EXERCISE: Each line below that includes the word "know" is to be reported.

DATA:

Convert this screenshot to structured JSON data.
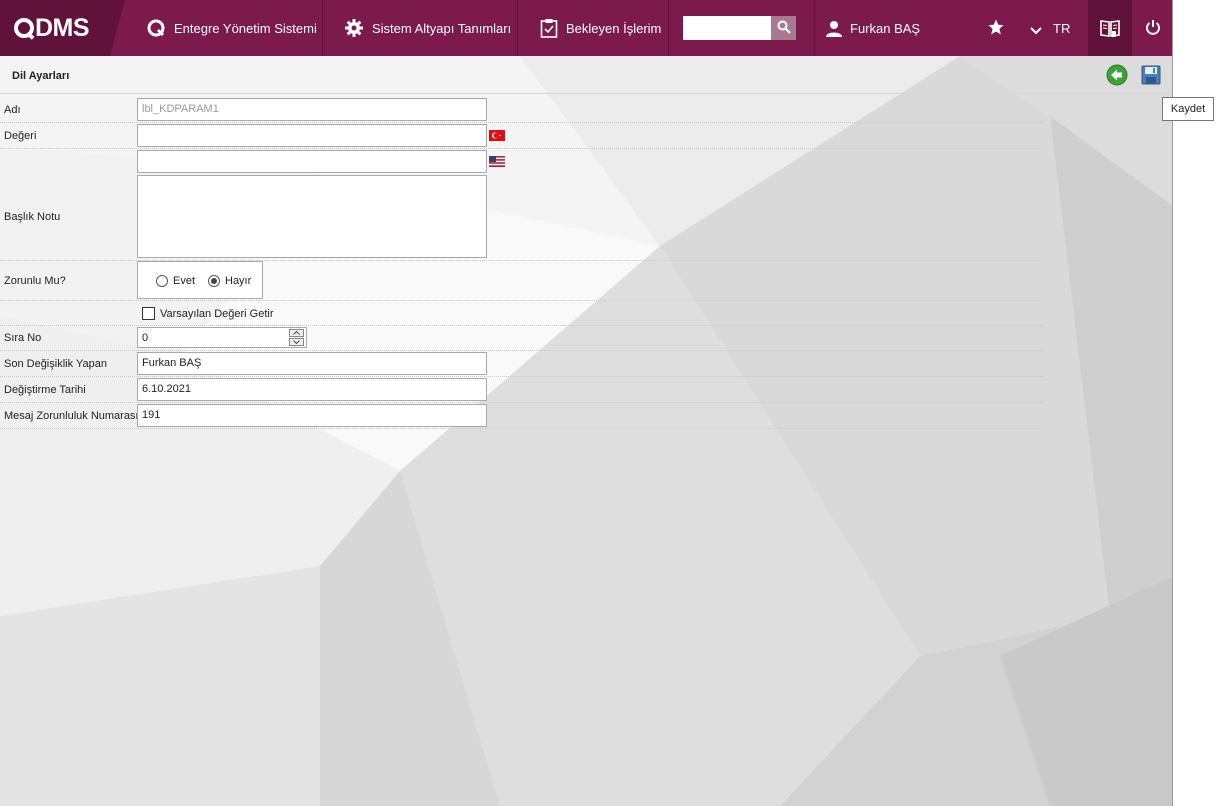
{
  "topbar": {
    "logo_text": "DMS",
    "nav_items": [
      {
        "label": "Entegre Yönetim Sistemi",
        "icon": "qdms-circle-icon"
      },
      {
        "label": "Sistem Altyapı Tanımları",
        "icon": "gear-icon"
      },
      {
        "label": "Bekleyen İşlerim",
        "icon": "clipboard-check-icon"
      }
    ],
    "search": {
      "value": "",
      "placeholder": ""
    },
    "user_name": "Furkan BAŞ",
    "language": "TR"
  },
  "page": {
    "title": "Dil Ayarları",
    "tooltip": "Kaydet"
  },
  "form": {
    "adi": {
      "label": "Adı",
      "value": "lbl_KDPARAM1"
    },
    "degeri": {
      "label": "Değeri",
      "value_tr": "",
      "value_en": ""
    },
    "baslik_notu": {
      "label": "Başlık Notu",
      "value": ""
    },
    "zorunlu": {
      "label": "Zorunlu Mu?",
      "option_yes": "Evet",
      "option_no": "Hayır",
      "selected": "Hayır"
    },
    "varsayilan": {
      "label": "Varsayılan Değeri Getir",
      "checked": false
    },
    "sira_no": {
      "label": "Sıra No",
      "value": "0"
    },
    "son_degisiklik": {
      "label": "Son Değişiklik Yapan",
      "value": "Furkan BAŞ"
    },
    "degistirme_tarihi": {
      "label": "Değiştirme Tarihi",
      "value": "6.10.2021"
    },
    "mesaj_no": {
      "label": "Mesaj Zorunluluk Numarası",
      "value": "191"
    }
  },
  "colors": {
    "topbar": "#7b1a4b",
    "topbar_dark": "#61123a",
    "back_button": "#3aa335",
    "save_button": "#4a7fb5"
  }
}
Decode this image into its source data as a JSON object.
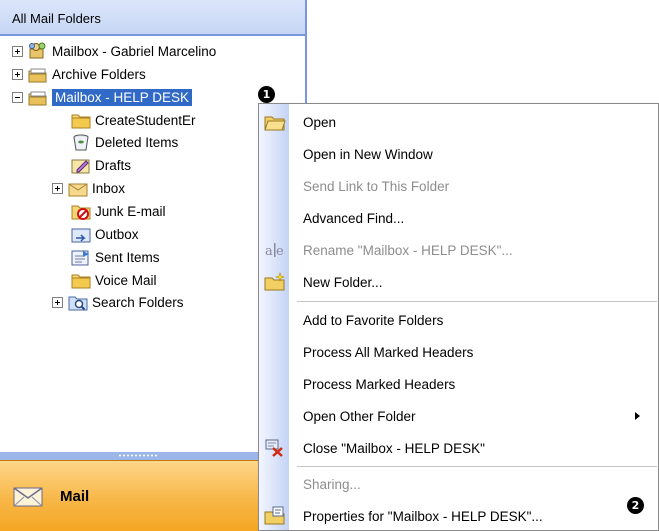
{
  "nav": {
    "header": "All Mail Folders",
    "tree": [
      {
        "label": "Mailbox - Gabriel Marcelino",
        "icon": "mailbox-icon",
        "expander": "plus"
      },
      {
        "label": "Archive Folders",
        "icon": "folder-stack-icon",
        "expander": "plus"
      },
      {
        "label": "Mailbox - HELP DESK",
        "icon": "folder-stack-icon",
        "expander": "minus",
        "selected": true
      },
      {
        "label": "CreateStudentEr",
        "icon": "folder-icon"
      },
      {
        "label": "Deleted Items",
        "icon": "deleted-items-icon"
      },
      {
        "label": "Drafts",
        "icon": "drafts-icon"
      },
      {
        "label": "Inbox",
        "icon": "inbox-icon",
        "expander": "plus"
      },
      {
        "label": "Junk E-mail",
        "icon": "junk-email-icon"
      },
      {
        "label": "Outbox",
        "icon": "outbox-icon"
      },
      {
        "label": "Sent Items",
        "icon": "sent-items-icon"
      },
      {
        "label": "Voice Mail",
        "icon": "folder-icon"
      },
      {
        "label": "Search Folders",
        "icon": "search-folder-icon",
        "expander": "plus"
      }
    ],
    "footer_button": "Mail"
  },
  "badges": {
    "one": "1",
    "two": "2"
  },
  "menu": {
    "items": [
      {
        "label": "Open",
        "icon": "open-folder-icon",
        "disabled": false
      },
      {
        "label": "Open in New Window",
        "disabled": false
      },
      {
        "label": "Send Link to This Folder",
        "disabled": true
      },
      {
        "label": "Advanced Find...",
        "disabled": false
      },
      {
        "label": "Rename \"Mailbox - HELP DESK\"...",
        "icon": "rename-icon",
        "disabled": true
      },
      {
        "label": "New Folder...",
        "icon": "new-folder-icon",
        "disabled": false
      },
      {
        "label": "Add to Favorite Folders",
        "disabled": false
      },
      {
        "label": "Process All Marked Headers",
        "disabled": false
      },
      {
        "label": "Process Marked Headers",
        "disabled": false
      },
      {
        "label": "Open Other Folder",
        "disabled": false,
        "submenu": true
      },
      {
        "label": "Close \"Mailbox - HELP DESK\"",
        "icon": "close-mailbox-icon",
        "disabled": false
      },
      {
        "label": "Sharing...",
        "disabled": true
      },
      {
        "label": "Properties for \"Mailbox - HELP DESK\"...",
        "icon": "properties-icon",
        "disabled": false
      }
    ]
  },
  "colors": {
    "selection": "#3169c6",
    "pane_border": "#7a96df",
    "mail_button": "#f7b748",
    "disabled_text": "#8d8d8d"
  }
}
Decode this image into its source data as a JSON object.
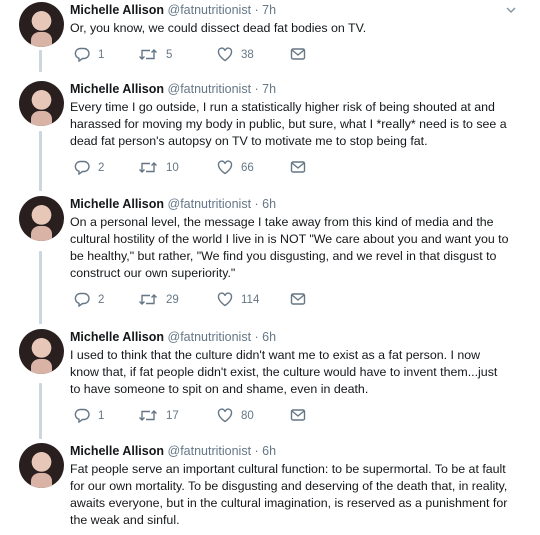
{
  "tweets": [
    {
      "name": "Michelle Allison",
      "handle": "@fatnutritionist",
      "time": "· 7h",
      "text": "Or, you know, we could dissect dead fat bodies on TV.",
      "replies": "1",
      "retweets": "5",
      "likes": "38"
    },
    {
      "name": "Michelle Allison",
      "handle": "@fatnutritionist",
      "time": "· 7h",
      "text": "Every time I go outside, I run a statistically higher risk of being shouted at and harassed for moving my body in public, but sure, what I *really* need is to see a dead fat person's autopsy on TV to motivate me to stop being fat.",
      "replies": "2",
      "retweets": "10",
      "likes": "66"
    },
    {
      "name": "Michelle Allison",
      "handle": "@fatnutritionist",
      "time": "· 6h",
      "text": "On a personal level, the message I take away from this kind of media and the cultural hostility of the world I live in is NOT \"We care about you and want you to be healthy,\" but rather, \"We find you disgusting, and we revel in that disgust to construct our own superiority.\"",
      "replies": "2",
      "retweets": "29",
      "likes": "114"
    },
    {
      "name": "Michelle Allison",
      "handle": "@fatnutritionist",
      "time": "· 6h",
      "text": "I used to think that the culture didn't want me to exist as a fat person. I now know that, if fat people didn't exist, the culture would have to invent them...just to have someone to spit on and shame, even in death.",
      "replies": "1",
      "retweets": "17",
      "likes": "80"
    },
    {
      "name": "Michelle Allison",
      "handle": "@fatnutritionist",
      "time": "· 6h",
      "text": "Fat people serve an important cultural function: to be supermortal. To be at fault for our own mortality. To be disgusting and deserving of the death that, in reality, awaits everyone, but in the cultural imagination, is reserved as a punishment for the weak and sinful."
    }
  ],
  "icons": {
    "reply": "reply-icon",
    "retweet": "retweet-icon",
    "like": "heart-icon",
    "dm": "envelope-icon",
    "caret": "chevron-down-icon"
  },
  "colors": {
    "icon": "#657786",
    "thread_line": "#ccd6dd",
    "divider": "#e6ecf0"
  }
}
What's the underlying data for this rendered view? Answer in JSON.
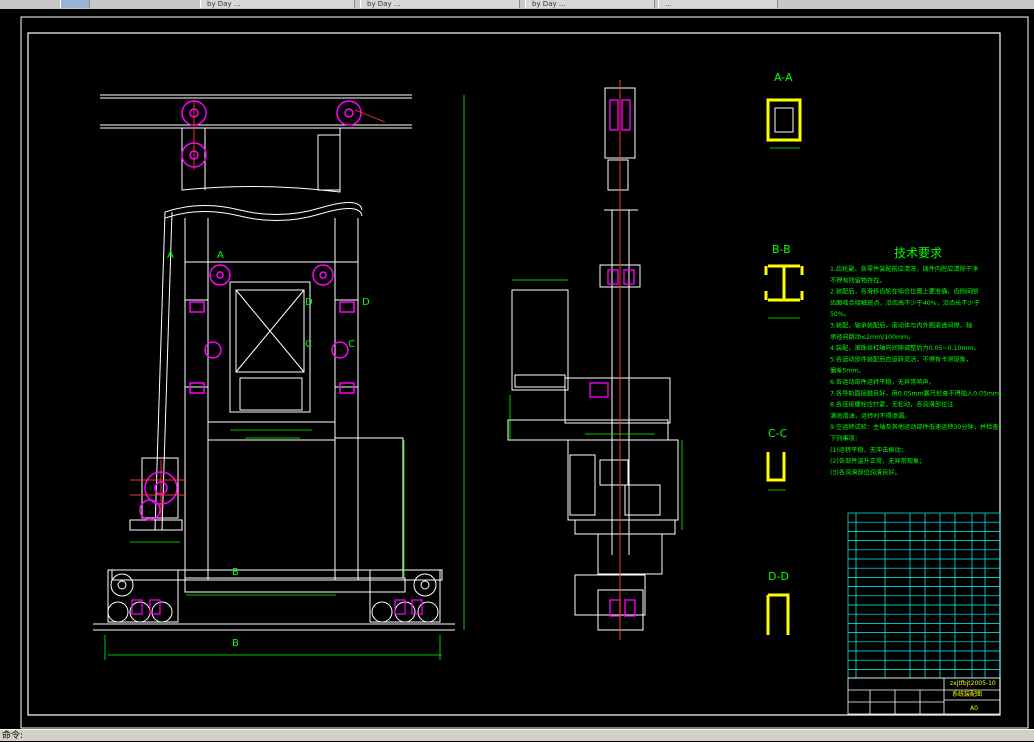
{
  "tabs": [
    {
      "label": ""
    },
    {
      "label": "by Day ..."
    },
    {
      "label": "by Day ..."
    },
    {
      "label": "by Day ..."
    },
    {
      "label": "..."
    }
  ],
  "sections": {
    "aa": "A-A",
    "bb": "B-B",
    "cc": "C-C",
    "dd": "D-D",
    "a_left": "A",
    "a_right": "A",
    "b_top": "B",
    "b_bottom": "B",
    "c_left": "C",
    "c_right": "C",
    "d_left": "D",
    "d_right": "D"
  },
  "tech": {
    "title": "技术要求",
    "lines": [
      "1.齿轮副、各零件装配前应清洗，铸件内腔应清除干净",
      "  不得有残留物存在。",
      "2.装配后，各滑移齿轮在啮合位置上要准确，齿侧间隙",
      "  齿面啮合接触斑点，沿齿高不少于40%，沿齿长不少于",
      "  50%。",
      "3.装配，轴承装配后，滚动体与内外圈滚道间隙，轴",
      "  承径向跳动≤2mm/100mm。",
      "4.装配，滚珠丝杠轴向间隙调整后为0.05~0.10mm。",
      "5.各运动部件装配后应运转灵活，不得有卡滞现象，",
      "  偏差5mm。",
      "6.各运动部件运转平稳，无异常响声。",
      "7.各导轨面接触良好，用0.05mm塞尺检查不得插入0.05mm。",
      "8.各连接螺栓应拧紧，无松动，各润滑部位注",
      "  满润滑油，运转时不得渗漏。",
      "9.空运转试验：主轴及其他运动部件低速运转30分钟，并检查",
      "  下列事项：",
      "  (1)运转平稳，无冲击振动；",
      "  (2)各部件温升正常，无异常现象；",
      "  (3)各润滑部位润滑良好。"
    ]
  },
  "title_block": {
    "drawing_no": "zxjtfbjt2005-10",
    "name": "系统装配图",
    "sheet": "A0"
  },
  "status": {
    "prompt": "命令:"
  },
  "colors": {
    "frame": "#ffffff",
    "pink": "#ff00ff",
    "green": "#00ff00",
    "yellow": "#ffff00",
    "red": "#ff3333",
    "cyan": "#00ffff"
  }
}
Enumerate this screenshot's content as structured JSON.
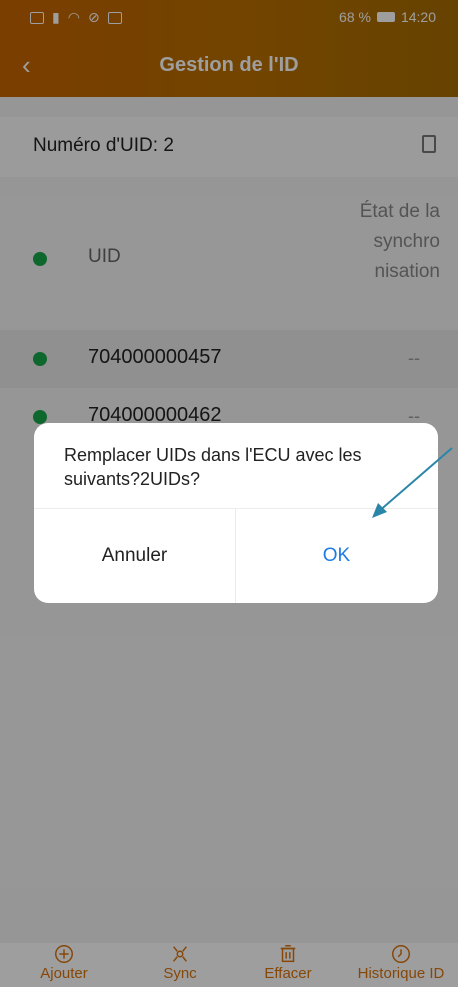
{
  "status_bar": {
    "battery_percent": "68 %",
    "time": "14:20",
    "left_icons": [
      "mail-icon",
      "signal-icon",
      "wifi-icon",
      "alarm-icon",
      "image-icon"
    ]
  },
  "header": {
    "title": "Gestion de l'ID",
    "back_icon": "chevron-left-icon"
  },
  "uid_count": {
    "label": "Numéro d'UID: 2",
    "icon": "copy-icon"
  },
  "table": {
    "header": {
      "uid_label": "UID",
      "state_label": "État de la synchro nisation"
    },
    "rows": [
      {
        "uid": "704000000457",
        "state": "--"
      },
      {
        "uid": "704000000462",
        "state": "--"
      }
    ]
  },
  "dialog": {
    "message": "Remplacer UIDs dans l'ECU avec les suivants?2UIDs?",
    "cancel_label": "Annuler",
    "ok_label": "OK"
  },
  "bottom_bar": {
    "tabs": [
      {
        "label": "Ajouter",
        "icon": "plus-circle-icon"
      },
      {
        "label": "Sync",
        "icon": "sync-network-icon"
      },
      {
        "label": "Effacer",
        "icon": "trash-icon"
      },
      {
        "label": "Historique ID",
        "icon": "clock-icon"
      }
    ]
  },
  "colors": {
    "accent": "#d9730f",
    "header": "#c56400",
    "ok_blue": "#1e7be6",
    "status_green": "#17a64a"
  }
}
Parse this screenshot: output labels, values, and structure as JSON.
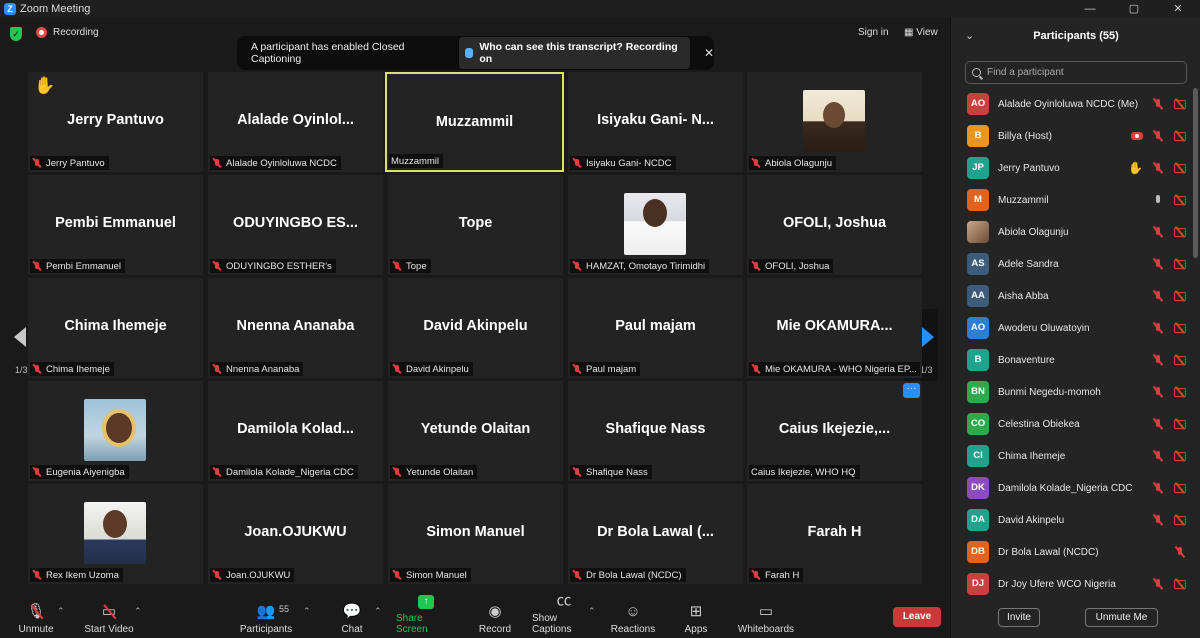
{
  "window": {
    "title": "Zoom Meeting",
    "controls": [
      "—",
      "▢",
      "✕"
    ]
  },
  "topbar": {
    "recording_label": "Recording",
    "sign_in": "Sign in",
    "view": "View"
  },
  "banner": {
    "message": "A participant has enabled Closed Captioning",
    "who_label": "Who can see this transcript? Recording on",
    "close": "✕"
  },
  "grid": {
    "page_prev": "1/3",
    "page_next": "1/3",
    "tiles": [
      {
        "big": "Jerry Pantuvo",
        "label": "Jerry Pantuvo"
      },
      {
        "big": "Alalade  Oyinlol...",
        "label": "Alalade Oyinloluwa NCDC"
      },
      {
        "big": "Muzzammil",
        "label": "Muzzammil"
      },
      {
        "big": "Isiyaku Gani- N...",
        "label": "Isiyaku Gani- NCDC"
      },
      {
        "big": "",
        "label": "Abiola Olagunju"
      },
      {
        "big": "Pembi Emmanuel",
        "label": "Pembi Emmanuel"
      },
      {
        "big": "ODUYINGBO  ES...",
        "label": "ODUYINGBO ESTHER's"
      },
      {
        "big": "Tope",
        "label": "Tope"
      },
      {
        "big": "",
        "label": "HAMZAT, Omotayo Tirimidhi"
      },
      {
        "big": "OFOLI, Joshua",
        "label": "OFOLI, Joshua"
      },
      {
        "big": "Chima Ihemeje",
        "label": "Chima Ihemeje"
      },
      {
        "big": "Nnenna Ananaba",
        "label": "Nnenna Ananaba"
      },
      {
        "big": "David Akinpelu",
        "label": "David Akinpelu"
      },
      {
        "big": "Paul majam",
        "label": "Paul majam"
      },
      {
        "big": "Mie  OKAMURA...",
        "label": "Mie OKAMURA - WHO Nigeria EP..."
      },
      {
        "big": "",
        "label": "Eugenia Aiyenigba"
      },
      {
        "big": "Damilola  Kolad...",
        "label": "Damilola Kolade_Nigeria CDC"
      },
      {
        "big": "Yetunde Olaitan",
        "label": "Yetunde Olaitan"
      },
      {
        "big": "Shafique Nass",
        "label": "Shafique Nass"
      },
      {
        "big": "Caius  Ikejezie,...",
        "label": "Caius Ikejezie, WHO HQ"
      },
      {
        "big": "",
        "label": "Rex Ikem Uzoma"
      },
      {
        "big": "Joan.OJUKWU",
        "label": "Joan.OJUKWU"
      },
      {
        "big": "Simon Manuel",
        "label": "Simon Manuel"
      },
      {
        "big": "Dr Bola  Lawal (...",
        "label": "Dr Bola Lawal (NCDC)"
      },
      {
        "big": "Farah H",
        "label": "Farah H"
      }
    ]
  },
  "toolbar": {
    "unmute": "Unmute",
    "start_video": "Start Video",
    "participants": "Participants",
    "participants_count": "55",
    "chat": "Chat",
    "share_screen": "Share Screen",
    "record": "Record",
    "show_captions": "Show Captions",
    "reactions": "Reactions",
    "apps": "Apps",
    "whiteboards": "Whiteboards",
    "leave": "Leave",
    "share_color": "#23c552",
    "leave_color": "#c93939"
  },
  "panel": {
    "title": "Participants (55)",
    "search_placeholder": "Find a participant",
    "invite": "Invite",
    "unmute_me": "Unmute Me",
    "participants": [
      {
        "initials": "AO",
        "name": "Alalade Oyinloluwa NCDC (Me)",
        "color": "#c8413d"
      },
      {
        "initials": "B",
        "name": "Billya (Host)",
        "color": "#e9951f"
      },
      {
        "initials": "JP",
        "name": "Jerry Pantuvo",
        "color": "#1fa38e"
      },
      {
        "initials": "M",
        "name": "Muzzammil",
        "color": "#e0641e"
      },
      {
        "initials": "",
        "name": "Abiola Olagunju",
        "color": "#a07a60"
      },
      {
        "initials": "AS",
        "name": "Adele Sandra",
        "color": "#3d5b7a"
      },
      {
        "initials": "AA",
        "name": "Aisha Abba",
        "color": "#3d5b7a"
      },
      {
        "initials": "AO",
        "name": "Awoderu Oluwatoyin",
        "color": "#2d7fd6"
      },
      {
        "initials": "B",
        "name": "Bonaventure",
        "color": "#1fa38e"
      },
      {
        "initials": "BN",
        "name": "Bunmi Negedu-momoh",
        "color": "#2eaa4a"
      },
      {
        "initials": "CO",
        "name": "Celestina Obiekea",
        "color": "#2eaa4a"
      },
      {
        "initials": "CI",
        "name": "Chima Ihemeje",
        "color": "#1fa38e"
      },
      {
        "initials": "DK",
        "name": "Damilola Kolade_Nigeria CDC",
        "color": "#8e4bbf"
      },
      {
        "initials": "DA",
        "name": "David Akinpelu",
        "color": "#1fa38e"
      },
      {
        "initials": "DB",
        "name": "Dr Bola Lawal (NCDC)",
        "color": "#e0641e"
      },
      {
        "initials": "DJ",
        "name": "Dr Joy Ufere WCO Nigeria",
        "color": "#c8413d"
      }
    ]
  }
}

OUTPUT:
      "text": "Or, you know, we could dissect dead fat bodies on TV.",
      "text": "I used to think that the culture didn't want me to exist as a fat person. I now know that, if fat people didn't exist, the culture would have to invent them...just to have someone to spit on and shame, even in death.",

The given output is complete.